#### WHAT THIS TASK INVOLVES
Please return the lines of the data that contain "voucher".
□ □ □ □ □ □ □
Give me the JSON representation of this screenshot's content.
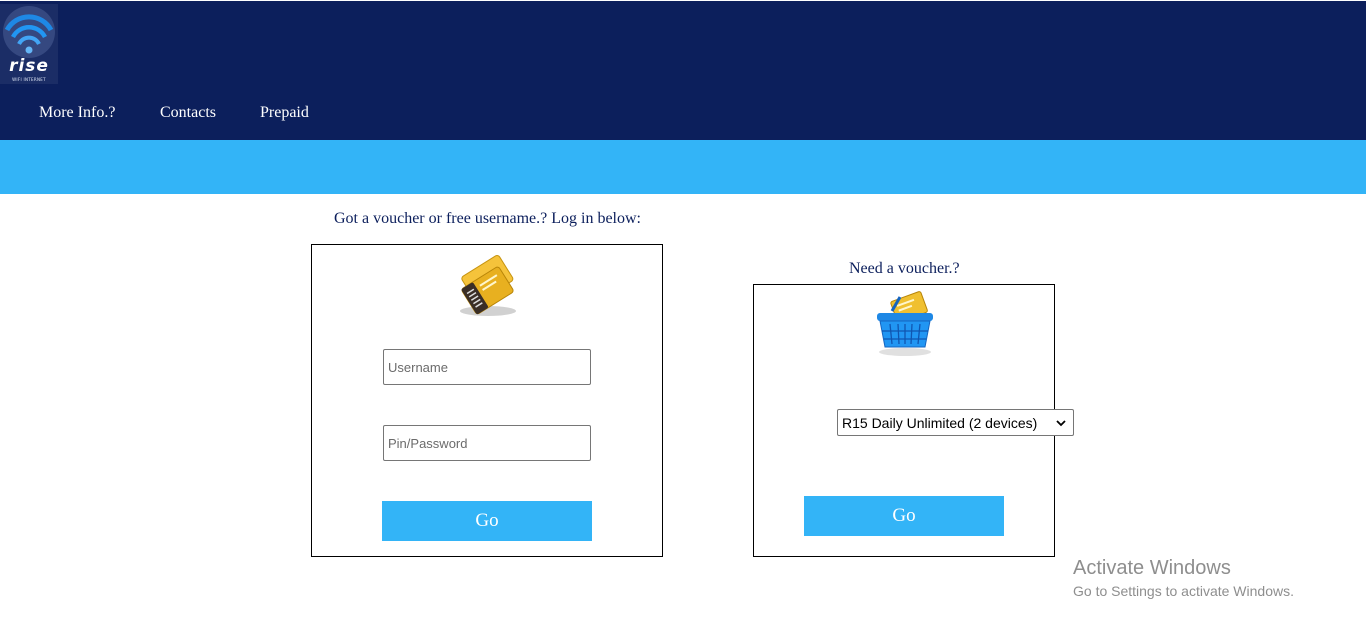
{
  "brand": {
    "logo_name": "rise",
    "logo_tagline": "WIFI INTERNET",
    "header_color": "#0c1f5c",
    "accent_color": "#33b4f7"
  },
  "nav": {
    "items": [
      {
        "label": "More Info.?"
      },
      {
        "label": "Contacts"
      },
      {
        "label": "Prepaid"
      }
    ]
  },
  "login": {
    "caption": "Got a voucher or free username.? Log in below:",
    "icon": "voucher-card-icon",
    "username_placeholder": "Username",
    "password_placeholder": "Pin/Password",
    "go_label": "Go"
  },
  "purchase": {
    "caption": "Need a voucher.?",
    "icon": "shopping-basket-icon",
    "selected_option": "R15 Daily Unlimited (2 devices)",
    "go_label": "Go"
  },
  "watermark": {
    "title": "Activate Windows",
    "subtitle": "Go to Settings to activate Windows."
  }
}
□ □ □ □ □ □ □
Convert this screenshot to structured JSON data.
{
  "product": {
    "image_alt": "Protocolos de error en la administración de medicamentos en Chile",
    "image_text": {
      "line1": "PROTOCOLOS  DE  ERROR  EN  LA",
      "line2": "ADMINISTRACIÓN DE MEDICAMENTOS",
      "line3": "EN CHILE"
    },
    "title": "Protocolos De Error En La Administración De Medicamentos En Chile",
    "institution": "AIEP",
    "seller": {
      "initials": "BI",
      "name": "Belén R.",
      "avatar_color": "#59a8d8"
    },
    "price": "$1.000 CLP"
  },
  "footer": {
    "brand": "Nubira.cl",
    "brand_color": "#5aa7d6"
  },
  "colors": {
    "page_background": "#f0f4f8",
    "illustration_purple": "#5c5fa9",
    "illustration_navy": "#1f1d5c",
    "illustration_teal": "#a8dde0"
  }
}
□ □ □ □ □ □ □
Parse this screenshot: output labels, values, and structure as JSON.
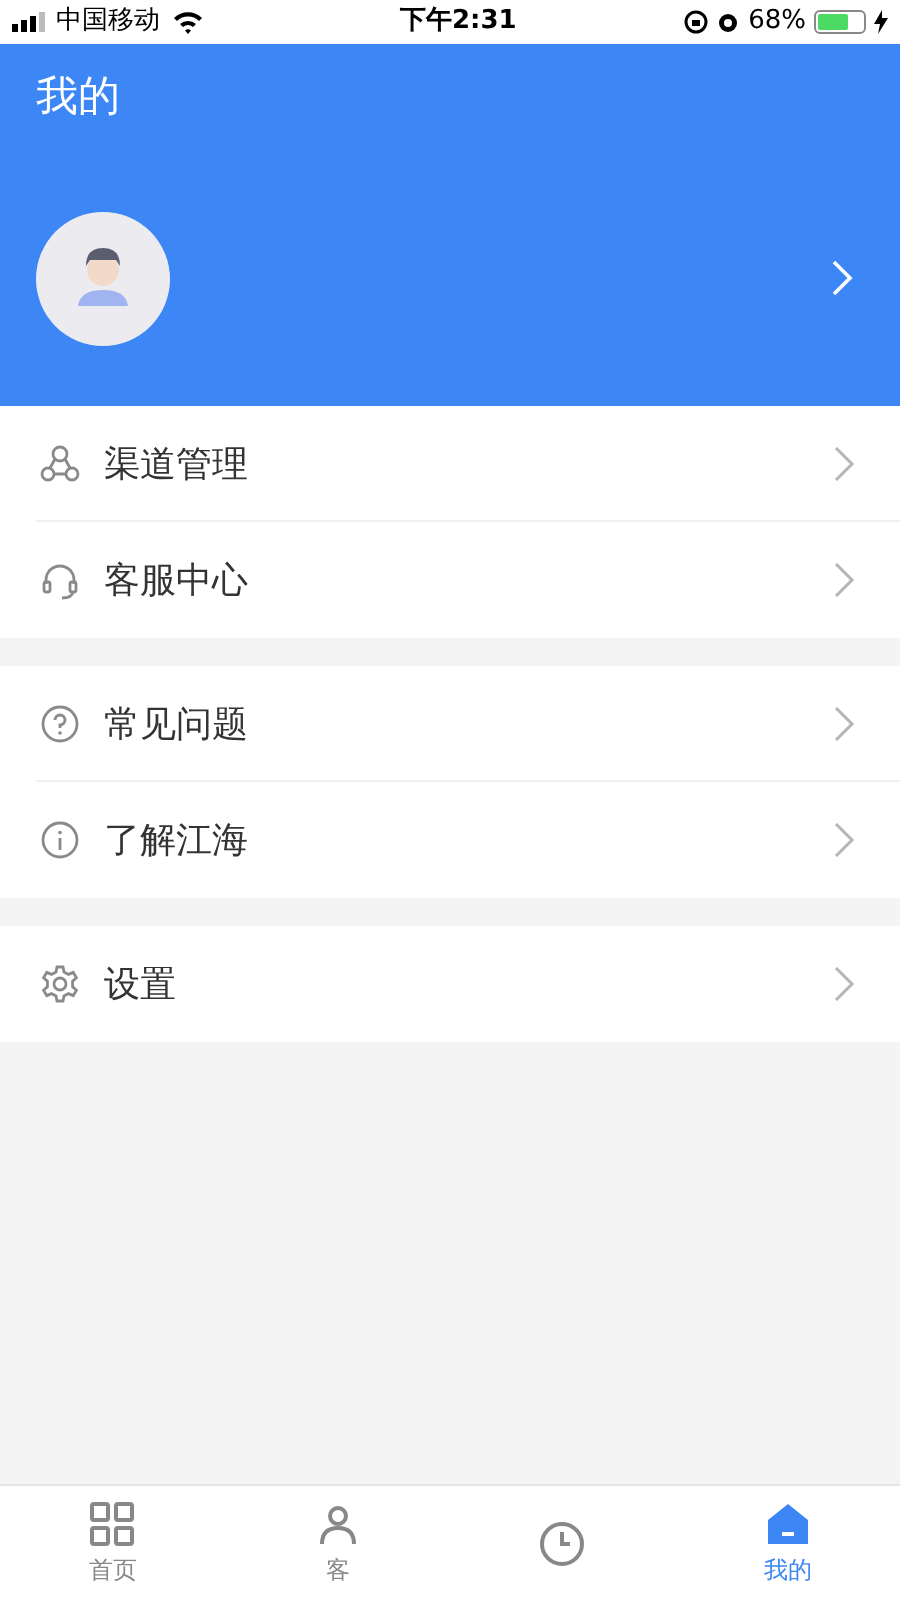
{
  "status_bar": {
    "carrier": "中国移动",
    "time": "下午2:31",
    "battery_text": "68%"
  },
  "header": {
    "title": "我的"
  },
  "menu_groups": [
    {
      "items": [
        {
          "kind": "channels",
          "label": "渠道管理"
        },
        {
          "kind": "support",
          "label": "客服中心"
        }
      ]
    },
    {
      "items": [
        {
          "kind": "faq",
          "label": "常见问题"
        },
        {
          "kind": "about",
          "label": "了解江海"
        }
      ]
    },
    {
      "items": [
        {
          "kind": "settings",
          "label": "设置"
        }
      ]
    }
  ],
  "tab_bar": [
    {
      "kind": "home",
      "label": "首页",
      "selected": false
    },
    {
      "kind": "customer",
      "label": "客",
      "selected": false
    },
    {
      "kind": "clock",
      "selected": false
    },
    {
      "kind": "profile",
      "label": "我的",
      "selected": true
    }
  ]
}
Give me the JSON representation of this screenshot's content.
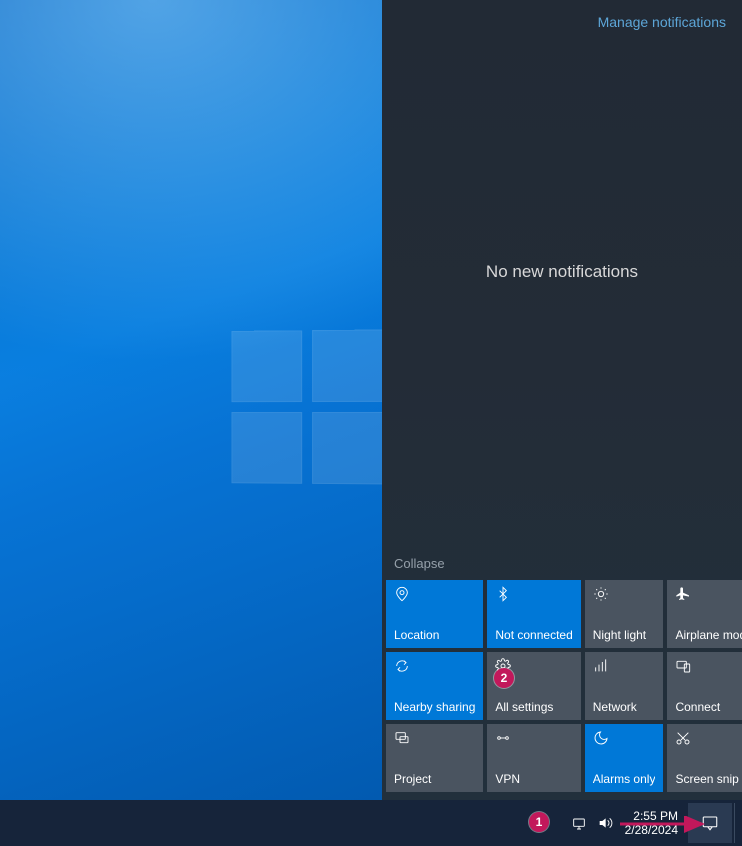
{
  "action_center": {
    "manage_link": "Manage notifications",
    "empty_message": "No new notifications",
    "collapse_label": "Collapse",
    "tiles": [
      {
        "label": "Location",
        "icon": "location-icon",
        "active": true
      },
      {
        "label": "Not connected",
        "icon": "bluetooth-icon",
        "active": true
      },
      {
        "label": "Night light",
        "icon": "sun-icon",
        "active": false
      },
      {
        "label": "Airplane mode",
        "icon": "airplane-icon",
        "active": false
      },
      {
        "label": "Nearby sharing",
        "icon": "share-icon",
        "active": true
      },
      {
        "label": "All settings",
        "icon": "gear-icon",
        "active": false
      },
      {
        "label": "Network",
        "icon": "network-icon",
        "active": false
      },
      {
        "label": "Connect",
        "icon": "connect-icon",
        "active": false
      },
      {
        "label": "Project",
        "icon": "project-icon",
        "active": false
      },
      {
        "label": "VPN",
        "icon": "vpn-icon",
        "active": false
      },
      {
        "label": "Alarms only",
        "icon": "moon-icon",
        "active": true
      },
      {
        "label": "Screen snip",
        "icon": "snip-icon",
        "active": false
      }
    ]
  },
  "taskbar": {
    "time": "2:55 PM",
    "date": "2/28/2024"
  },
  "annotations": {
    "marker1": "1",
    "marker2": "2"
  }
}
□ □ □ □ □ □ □
#### RESPONSE TO THIS EXERCISE
    "caption": "Got a voucher or free username.? Log in below:",
    "icon": "voucher-card-icon",
    "caption": "Need a voucher.?",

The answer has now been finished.